Polygenic scores, diet quality, and type 2 diabetes risk: An observational study among 35,759 adults from 3 US cohorts
Both genetic and lifestyle factors contribute to the risk of type 2 diabetes, but the extent to which there is a synergistic effect of the 2 factors is unclear. The aim of this study was to examine the joint associations of genetic risk and diet quality with incident type 2 diabetes.
Methods and findings
We analyzed data from 35,759 men and women in the United States participating in the Nurses’ Health Study (NHS) I (1986 to 2016) and II (1991 to 2017) and the Health Professionals Follow-up Study (HPFS; 1986 to 2016) with available genetic data and who did not have diabetes, cardiovascular disease, or cancer at baseline. Genetic risk was characterized using both a global polygenic score capturing overall genetic risk and pathway-specific polygenic scores denoting distinct pathophysiological mechanisms. Diet quality was assessed using the Alternate Healthy Eating Index (AHEI). Cox models were used to calculate hazard ratios (HRs) for type 2 diabetes after adjusting for potential confounders. With over 902,386 person-years of follow-up, 4,433 participants were diagnosed with type 2 diabetes. The relative risk of type 2 diabetes was 1.29 (95% confidence interval [CI] 1.25, 1.32; P < 0.001) per standard deviation (SD) increase in global polygenic score and 1.13 (1.09, 1.17; P < 0.001) per 10-unit decrease in AHEI. Irrespective of genetic risk, low diet quality, as compared to high diet quality, was associated with approximately 30% increased risk of type 2 diabetes (Pinteraction = 0.69). The joint association of low diet quality and increased genetic risk was similar to the sum of the risk associated with each factor alone (Pinteraction = 0.30). Limitations of this study include the self-report of diet information and possible bias resulting from inclusion of highly educated participants with available genetic data.

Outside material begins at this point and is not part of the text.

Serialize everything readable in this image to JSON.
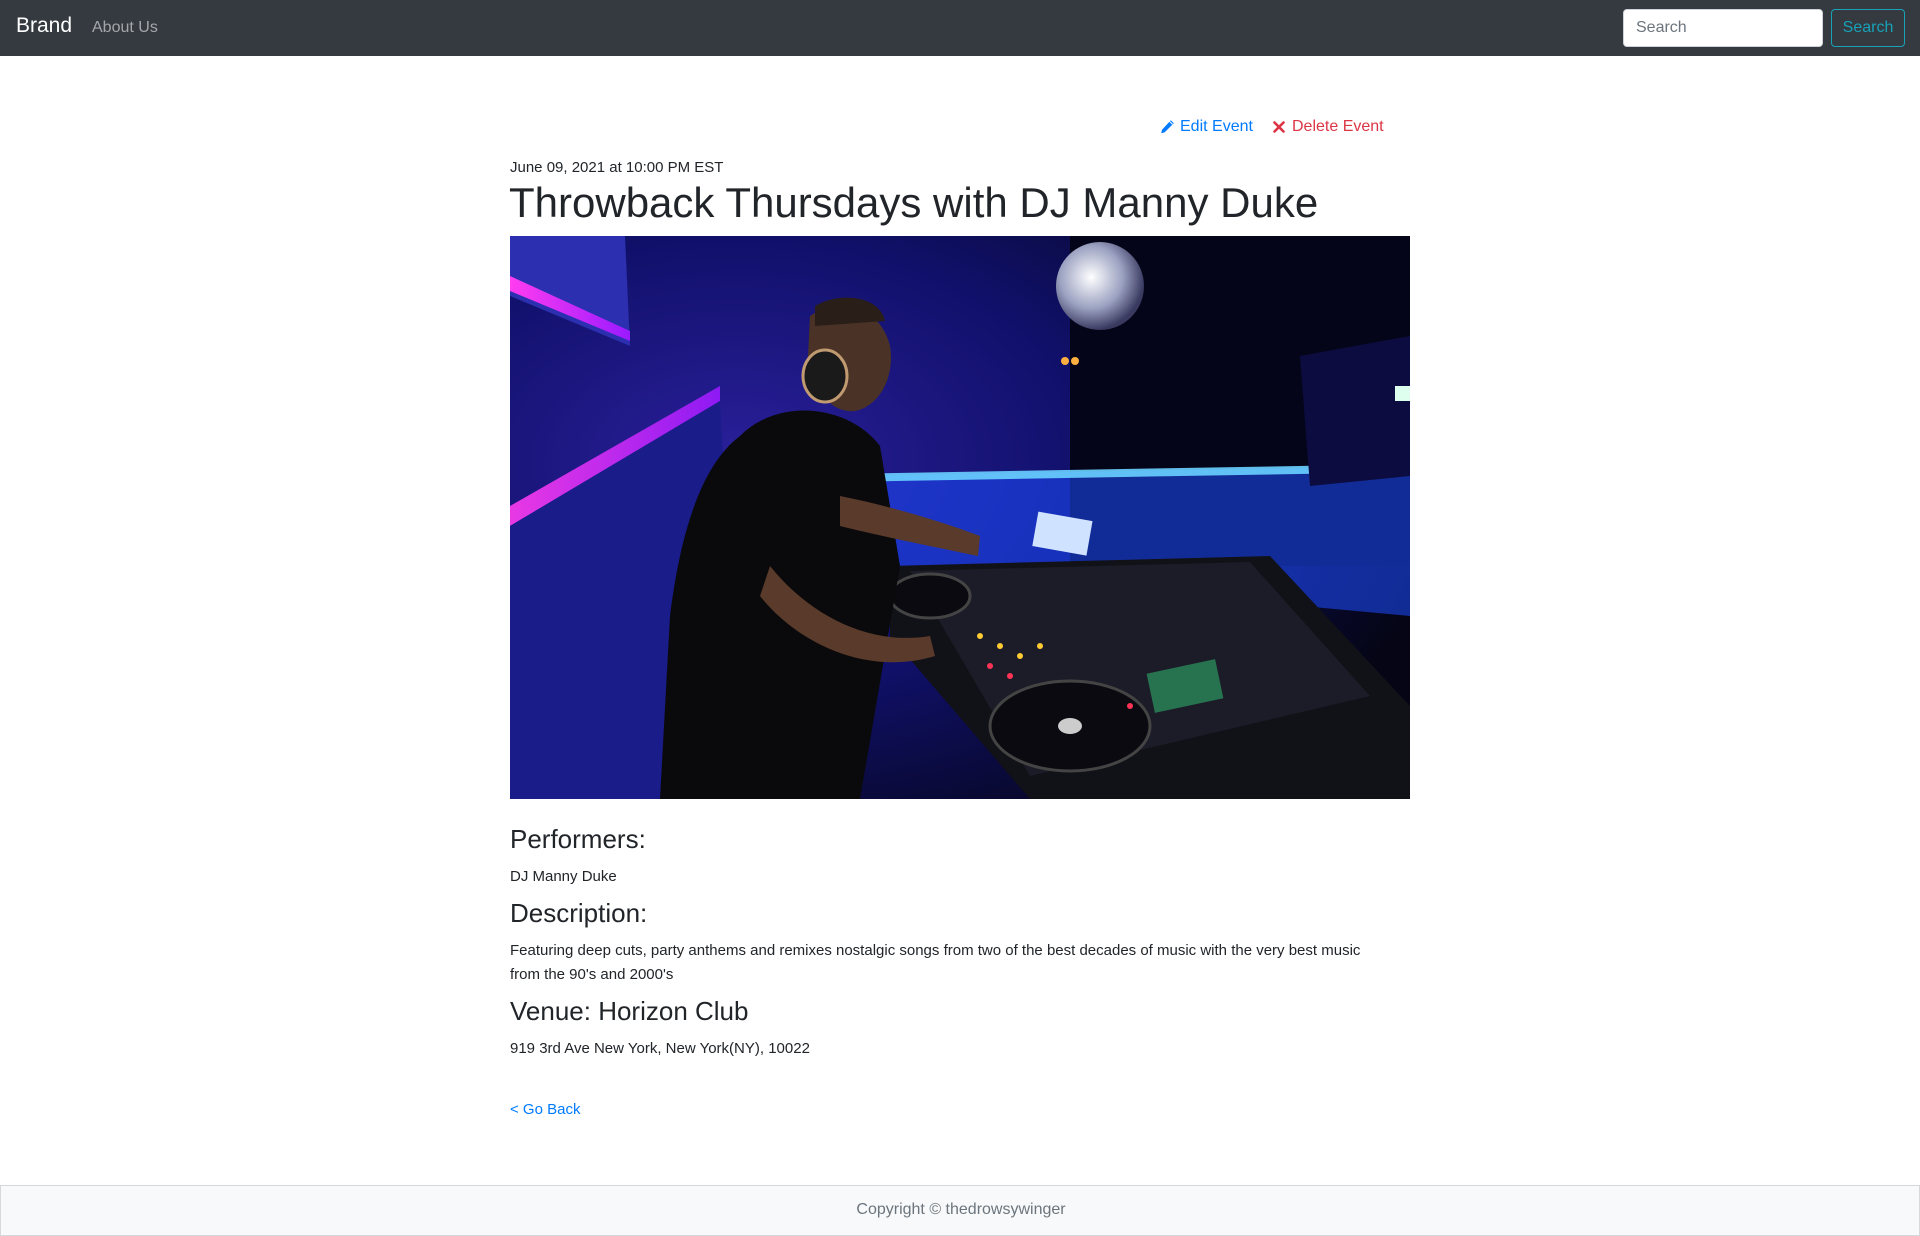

These data provide evidence for the independent associations of genetic risk and diet quality with incident type 2 diabetes and suggest that a healthy diet is associated with lower diabetes risk across all levels of genetic risk.
Why was this study done?
- Both genetic and lifestyle factors contribute to individual-level risk of type 2 diabetes.
- While previous studies have shown that adherence to a healthy lifestyle is associated with reduced risk of type 2 diabetes regardless of genetic risk, the partial characterization of genetic risk and the predominant assessment of interactions on the multiplicative scale might have prevented previous studies from identifying genetic profiles interacting with dietary exposures.
- Therefore, understanding how genetic risk and diet quality contribute to the development of type 2 diabetes is important to support evidence-based preventive interventions.
What did the researchers do and find?
- In 3 cohort studies involving 35,759 men and women in the US, we used novel polygenic scores for type 2 diabetes to systematically evaluate the presence of additive and multiplicative interactions between genetic risk and diet quality on the development of type 2 diabetes.
- We found that both low diet quality and increased overall or pathway-specific genetic risk were independently associated with higher risk of type 2 diabetes.
- We documented that within any genetic risk category, high diet quality, as compared to low diet quality, was associated with a nearly 30% lower risk of type 2 diabetes.
- Further, we showed that the risk of type 2 diabetes attributed to the combination of increased genetic risk and low diet quality was similar to the sum of the risks associated with each factor alone.
What do these findings mean?
- Results from this study suggest that consuming a healthier diet is associated with a lower risk of type 2 diabetes regardless of genetic risk.
- Our results underscore the value of genetic risk assessment to identify individuals at increased disease risk and their potential for risk stratification and surveillance.
- Such knowledge can serve to inform and design future strategies to advance the prevention of type 2 diabetes.
Jordi Merino ,
Marta Guasch-Ferré ,
Jun Li ,
Jae H. Kang,
Paul W. Franks,
JoAnn E. Manson,
Frank B. Hu
Date: April 26, 2022
Nutrigenomics Institute is not responsible for the comments and opinions included in this article